Data listing below:

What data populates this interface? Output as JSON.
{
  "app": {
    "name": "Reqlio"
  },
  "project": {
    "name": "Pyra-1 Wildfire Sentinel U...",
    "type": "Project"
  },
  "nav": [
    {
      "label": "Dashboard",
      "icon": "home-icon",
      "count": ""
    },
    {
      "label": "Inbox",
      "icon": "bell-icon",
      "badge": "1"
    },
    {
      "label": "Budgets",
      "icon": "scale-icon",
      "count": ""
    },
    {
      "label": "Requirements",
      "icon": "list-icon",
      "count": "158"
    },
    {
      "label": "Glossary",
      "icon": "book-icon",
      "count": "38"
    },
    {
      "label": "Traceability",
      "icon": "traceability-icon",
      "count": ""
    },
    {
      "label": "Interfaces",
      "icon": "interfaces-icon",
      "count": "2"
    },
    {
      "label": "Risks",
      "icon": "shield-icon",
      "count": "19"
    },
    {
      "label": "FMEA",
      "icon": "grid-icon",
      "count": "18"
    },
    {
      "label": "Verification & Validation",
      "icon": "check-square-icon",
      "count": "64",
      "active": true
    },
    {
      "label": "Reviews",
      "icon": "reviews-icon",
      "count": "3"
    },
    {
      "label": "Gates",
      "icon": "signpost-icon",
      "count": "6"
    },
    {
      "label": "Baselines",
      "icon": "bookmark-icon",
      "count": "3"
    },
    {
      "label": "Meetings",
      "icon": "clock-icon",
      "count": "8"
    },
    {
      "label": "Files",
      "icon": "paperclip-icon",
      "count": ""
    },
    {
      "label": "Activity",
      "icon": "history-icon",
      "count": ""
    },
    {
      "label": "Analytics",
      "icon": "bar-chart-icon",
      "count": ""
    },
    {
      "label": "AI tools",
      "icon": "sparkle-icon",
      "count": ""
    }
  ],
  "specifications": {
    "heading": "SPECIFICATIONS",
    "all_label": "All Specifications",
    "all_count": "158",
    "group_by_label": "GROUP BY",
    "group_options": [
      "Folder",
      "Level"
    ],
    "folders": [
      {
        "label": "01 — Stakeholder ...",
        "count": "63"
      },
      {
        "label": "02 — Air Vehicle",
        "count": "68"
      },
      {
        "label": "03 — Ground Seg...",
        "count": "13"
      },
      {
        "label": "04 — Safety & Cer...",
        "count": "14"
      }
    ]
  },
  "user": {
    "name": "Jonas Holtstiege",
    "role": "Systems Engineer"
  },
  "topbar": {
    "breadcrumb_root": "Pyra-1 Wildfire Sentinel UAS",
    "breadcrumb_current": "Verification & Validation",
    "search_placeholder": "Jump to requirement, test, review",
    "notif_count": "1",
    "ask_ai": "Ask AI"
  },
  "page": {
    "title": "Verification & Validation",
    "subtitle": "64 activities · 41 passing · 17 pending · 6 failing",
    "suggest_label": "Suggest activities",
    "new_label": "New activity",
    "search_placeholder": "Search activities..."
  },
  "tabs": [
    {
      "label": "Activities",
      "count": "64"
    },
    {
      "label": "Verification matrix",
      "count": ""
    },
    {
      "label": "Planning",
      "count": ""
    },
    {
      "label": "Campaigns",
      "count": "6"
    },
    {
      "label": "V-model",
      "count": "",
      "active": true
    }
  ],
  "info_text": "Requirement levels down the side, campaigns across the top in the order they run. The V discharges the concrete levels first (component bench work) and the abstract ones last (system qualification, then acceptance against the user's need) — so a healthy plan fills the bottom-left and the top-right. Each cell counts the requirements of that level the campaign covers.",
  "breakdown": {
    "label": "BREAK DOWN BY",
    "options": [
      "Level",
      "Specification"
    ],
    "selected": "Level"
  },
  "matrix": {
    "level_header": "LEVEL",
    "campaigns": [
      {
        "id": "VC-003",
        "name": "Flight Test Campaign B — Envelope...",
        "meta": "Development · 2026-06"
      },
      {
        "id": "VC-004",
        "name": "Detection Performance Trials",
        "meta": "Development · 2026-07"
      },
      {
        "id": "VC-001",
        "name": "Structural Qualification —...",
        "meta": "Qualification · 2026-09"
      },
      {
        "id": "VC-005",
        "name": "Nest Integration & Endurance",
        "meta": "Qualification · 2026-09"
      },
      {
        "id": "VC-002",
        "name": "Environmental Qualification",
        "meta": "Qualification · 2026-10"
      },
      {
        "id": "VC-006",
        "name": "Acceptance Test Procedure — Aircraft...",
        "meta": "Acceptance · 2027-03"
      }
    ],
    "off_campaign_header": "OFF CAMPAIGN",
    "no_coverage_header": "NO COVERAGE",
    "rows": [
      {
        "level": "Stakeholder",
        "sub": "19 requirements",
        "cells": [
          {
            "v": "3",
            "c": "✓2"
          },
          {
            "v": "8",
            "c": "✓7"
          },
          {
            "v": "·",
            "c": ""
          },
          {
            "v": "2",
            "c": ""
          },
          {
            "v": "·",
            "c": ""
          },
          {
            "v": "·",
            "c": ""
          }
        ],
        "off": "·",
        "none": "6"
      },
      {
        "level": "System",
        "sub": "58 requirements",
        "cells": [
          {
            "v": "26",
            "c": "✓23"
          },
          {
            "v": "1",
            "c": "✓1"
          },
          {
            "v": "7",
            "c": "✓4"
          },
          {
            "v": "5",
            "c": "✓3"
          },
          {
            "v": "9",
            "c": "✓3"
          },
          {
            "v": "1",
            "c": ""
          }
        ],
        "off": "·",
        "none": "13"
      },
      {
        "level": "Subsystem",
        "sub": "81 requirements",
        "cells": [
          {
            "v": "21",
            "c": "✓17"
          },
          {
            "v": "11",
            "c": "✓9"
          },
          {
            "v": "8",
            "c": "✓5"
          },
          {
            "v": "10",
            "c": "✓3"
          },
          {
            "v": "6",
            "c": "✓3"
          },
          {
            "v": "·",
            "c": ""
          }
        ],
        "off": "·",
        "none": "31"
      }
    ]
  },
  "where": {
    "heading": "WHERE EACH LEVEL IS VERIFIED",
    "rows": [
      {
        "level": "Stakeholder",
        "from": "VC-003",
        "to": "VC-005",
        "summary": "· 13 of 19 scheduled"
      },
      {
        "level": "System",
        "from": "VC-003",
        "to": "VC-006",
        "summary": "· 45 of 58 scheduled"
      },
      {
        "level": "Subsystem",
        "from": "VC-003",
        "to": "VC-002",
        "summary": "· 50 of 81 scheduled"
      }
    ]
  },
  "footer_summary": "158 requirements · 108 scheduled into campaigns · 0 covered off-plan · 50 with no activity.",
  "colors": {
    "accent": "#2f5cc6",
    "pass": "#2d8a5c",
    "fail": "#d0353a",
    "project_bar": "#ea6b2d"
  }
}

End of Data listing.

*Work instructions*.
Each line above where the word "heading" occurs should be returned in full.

*Response area*.
    "heading": "SPECIFICATIONS",
    "heading": "WHERE EACH LEVEL IS VERIFIED",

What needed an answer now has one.